June 1, 2021
Aloysius (Loui) David Monteiro, my brother-in-law, passed away in a hospital in Bengaluru on June 1, 2021. I was close to him over the years as brothers-in-law, and am handicapped on this day of grief to write anything fresh, although he richly deserves that effort.
Of late, the professional life of Dr Aloysius (Loui) David Monteiro had become a routine. He was driven to his IT-HRD consultancy office at Raheja Arcade in Koramangala, Bengaluru, from a nearby residential hub. His consultancy, Amboseli Professional Associates, is mainly focussed on the recruitment of IT professionals. Occasionally, he would get nostalgic about his globetrotting days stretching over two decades. That part of his life played so much on his mind that he penned his autobiography so that his grandchildren, who are all abroad, would have something to read and feel proud of their pedigree. The book, titled My Journey From The Village, traces his travels from Kiram, the village of his birth, to distant countries across the world, not as a tourist but as an advisor with the United Nations. But, we must start at the beginning.
Dr Loui, third of the four sons of Santhan and Asses Monteiro, was born in Kiram, the farming village at the base of the Omanzoor-Bondel plateaus, on January 27, 1931. He had his primary education at St Lawrence Church School at Bondel and later, up to BA, which he finished in 1952, at St Aloysius College. He did his MA in economics through Loyola College in (then) Madras, passing out in1954. Concurrently, he tried his luck, unsuccessfully, at getting into the IAS.
Looking for a job, Dr Loui went to Bombay and landed one in the Accountant General’s Office. The next job was at the Forward Markets Commission. Then he switched over to the Small Industries Service Institute, his work mainly involving project reports. He concurrently worked for his PhD degree. Next, he worked with the Economics Intelligence Department of the Bank of India. Then he went on a sabbatical as a senior research fellow at the Institute of Economic Growth, Delhi. Returning to Bombay, he joined the Economic Department of Tatas.

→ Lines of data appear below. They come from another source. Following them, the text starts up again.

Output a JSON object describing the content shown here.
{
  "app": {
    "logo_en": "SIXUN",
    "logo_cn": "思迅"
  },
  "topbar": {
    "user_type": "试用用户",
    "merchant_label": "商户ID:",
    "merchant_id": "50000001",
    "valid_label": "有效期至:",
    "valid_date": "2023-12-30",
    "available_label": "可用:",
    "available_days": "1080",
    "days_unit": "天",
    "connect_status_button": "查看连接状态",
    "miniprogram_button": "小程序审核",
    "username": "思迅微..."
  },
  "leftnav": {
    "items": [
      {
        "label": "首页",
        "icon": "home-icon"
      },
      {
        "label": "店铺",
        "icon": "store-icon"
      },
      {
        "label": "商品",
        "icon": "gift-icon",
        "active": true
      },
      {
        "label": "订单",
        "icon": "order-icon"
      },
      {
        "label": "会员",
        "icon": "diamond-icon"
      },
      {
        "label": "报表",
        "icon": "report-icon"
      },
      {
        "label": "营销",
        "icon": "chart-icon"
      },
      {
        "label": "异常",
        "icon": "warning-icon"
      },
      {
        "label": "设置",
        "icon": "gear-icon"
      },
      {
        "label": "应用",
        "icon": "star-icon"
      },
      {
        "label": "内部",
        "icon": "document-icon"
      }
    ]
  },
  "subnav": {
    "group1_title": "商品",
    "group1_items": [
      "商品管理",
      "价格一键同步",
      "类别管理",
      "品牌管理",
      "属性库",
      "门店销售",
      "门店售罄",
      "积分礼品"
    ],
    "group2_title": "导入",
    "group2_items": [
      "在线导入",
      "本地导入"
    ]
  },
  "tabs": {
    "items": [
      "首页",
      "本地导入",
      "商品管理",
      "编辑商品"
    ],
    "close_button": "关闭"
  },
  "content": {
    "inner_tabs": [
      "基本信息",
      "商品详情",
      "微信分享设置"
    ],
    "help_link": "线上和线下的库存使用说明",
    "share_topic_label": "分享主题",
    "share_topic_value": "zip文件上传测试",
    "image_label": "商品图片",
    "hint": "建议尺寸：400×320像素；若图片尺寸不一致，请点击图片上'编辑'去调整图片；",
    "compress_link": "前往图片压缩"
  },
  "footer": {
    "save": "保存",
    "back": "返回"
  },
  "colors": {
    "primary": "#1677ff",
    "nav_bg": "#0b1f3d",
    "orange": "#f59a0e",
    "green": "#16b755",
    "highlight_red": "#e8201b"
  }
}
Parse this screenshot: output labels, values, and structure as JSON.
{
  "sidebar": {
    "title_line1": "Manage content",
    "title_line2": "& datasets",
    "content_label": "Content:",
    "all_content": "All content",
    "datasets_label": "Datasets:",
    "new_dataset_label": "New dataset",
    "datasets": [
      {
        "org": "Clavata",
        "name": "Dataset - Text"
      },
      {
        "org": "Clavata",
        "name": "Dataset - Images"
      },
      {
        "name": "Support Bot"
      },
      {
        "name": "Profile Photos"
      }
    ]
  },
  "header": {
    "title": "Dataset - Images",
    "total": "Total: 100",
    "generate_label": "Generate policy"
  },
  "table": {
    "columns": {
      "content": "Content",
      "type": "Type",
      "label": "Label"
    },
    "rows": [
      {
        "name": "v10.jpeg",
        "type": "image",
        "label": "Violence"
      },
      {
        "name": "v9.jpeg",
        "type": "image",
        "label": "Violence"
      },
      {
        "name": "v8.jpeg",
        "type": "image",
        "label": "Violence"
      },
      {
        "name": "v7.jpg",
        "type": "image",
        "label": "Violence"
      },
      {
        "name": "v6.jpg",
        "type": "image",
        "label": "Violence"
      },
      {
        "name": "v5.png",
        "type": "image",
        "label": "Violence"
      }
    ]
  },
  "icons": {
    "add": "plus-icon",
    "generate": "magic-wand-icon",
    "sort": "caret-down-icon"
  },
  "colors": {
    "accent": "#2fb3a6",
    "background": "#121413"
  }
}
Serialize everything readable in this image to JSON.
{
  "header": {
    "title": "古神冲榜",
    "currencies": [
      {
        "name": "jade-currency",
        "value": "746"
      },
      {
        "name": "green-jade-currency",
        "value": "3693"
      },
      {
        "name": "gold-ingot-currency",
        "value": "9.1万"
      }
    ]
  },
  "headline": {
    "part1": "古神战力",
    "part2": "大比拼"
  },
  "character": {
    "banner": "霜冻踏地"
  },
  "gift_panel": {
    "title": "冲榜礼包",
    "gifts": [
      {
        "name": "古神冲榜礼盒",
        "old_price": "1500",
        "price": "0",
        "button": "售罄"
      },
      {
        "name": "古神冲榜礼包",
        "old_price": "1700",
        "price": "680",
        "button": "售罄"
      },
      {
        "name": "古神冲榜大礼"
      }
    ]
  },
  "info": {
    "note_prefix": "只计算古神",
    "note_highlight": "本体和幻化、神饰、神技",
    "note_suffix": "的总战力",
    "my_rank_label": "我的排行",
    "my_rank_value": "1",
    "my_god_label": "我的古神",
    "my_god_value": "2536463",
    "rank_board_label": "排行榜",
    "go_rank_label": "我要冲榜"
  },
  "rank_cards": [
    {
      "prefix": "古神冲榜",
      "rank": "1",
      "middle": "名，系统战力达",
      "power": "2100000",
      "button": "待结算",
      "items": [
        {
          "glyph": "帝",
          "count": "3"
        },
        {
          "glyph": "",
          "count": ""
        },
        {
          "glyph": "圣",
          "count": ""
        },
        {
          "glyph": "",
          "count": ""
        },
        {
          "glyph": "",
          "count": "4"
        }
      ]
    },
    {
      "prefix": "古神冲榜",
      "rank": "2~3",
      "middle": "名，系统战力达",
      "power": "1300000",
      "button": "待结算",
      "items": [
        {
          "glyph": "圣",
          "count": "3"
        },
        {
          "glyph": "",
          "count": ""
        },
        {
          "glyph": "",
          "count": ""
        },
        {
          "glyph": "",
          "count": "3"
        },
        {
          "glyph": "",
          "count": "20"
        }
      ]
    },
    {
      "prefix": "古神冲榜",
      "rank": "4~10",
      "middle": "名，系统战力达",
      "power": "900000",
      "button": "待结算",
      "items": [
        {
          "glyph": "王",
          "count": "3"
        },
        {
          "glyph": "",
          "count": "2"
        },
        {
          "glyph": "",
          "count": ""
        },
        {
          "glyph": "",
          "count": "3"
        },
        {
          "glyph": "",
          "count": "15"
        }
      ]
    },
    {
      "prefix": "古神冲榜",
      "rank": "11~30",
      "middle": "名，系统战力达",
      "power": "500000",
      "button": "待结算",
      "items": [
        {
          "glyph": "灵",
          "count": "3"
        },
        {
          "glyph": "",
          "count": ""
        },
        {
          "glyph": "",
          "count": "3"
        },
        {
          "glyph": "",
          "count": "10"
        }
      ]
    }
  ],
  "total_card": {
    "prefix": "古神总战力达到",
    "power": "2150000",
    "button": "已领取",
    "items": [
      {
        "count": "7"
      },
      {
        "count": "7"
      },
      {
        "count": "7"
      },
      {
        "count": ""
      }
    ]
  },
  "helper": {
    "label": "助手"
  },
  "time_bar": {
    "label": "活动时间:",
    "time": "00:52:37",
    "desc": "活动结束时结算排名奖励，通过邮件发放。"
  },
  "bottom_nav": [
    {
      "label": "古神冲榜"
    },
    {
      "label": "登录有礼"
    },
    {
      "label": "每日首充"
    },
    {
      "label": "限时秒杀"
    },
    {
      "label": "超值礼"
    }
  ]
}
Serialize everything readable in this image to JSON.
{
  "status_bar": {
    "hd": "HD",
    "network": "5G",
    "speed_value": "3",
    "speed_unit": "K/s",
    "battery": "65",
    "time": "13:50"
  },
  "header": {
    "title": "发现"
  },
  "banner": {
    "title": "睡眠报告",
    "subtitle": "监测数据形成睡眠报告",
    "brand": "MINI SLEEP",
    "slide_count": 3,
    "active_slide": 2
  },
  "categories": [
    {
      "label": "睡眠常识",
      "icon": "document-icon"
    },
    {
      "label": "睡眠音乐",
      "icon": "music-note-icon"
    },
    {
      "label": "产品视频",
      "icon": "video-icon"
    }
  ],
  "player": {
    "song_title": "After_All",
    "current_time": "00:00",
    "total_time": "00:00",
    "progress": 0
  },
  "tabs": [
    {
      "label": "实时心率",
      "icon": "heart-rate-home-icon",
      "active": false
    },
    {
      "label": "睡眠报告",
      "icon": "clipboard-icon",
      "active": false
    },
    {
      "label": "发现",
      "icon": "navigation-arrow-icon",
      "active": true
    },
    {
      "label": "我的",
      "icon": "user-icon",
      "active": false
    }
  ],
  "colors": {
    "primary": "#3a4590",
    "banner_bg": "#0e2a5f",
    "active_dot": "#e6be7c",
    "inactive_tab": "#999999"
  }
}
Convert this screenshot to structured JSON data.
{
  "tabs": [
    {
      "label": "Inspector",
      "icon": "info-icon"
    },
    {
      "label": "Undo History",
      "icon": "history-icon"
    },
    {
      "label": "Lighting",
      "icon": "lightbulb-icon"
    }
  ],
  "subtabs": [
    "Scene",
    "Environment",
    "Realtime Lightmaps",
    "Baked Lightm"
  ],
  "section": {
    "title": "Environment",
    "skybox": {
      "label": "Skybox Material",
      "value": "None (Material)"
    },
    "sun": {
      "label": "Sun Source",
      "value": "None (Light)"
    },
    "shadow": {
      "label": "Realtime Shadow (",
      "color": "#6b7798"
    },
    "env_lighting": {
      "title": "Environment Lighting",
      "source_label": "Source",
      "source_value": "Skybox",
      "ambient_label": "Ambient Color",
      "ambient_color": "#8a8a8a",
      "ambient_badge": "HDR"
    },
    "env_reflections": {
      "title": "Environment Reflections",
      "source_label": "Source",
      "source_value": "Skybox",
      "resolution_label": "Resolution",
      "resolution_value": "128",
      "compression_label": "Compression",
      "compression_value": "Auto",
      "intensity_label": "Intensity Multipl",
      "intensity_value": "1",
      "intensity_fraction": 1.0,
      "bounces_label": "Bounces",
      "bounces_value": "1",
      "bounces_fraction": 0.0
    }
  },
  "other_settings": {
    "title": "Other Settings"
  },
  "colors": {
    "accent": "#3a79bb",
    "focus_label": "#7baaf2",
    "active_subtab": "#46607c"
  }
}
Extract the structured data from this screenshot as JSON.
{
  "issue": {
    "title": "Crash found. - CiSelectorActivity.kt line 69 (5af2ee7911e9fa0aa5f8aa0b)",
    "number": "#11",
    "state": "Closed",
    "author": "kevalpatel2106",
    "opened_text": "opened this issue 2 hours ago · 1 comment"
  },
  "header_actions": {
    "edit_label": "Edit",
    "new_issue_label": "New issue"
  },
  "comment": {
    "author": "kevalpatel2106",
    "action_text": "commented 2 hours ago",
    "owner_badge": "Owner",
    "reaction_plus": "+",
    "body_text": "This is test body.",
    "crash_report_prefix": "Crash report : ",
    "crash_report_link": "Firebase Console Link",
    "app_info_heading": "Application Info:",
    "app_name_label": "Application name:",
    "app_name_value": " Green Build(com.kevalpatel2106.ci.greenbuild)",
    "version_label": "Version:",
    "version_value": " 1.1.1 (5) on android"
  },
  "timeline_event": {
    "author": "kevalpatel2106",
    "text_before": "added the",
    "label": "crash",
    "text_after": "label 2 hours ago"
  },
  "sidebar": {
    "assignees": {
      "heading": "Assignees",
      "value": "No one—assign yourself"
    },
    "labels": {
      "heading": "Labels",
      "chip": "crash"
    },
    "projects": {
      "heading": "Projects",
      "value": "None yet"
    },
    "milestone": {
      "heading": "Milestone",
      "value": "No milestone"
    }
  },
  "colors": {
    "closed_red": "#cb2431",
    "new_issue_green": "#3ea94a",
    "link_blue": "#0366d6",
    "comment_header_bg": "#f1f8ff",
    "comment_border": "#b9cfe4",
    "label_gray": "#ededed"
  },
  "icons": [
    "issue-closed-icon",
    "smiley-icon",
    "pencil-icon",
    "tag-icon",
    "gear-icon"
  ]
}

This prestigious Tata department has been a stepping stone to an international career for many, and Dr Loui was selected to work for the United Nations Development Programme (UNDP). He was initially posted to work, after orientation at the UN headquarters in Vienna, in the East African Development Bank in Kampala, Uganda, from 1970 to 1973. The next posting was in Nairobi, capital of Kenya. One more posting was in Kuala Lumpur, Malaysia. The next call of duty was in Free Town, capital of the West African country of Sierra Leone, as chief technical advisor for projects.
The year 1986 saw Dr Loui back in Uganda. The next phase of his professional life was with the Commonwealth Fund for Technical Cooperation, which took him to Namibia, Thailand (Bangkok) and Western Samoa in the Pacific Islands. In 1991, Dr. Loui’s tryst with international developmental organisations formally came to an end, though he was again commissioned by the Commonwealth Fund for an assignment in the Pacific Islands.
He had married May Fernandes, the eldest of the 12 children (six boys and six girls) of John and Muriel Fernandes of Falnir, a graduate trained teacher then, in May 1960. The couple has five children. Educated in Africa and the USA, three of their daughters are married – Nirmala, the eldest, and Vaneeta, the youngest, to Australians, and Vibha, the second daughter, to an American. The eldest son, Yeshvir, has migrated to Australia with his Mangalorean wife, while the second son, Lalit, has married an American and settled in the USA.
Apart from managing Amboseli in Bangalore, Dr Loui and May, who had set up home in the various cities where her husband was posted, took time off to visit their children in the USA and Australia. Believing in giving back to society something of what he has enjoyed through a rewarding career, Dr Loui supported a dozen children through their education. He worked on the governing body of the Fellowship for the Mentally Challenged.
In the midst of economic comfort, Dr Loui always remembered the lean days of his childhood, marked by the early demise of his father at the age of 48, and the sacrifices his widowed mother and his older brothers, the late Fr Sylvester SJ and the late Stany, made for his education. Dr Loui was part of a choir in Mangalore and needed to have a violin of his own. His mother raised the money by selling the gold chain given by her parents as dowry.
Dr Loui’s life was full of adventure, recounted in the book. He wrote that, while in Uganda (famous for Idi Amin’s depredations), he had to constantly live in fear of being mugged and robbed by unruly local men who used to roam around in trucks and take away cash, jewellery and domestic appliances, with armed men covering the scene – as was his experience once. While travelling by car for his daily work or otherwise, he had to keep $ 500 in cash ready to be given to the muggers – or run the risk of being shot by the frustrated and angry group on getting no booty for their labour! He was a man always ready for the unexpected and the new, and may that uplifting attitude in life smooth his path past St Peter’s Gates.